» **Data section**
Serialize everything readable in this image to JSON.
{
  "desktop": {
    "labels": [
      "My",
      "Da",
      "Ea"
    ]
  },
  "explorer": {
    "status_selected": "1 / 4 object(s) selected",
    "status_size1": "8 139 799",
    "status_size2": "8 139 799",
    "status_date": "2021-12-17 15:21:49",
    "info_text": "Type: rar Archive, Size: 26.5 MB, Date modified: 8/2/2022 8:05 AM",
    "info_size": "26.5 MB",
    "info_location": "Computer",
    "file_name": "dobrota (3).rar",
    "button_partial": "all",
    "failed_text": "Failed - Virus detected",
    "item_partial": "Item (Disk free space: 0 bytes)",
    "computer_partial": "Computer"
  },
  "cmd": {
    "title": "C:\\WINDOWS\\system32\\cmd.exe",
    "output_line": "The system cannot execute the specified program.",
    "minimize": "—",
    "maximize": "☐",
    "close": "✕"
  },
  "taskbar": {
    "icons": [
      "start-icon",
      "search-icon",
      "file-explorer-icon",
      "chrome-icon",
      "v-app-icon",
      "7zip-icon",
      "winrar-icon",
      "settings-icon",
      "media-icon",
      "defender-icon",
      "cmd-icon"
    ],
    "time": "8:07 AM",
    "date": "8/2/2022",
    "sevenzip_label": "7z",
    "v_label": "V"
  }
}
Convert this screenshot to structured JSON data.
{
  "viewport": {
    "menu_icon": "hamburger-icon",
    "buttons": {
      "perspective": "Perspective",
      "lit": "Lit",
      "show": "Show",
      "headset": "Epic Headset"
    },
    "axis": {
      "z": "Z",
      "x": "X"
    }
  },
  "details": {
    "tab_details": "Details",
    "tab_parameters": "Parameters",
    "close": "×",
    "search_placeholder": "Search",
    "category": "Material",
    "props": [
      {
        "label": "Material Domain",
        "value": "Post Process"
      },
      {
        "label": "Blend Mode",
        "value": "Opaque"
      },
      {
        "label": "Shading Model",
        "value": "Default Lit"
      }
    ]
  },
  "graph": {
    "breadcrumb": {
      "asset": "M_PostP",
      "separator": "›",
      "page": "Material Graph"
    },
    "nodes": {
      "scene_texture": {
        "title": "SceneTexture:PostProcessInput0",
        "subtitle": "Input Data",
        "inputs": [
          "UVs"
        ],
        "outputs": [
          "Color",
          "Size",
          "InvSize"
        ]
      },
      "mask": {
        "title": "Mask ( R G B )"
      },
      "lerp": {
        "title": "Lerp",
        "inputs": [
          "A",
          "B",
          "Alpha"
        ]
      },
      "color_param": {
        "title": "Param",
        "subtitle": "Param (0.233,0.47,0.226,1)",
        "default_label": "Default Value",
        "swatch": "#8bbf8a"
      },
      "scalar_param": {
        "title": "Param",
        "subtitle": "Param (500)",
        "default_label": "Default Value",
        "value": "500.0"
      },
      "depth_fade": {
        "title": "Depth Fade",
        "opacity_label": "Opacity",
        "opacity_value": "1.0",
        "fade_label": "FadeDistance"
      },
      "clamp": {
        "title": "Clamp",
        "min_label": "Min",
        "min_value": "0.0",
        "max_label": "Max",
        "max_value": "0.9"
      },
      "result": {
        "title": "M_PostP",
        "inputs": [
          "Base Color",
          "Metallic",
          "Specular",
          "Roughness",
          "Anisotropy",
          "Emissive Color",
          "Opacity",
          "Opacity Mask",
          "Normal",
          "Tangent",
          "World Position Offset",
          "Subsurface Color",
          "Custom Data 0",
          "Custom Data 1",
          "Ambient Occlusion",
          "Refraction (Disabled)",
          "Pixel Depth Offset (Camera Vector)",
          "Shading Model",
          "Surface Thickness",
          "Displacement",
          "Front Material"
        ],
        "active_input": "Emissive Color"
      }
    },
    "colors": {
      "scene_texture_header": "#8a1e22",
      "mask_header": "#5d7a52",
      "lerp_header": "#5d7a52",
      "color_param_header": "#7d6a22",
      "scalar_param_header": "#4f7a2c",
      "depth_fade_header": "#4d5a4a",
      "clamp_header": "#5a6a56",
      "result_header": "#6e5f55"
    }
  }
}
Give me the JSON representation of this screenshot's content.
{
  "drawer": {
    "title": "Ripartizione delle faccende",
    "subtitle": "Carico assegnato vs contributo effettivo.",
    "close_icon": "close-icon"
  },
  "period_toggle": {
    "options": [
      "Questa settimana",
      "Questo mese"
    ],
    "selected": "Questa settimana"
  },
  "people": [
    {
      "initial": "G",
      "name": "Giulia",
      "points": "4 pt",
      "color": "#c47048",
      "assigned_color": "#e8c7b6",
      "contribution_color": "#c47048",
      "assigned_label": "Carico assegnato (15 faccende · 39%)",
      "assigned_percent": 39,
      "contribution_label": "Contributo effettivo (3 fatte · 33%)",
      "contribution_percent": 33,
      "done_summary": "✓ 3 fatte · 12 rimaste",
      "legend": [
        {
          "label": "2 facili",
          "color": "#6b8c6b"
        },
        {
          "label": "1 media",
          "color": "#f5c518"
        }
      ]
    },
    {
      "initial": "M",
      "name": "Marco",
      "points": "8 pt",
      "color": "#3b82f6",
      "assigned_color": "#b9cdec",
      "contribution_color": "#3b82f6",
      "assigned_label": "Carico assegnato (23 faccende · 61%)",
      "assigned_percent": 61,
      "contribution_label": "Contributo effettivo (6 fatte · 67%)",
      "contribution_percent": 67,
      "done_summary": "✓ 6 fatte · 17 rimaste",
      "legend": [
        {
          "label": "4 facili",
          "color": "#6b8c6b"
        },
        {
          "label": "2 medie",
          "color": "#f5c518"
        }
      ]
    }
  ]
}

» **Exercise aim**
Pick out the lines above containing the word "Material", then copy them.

» **Worked solution**
    "category": "Material",
        "label": "Material Domain",
      "page": "Material Graph"
          "Front Material"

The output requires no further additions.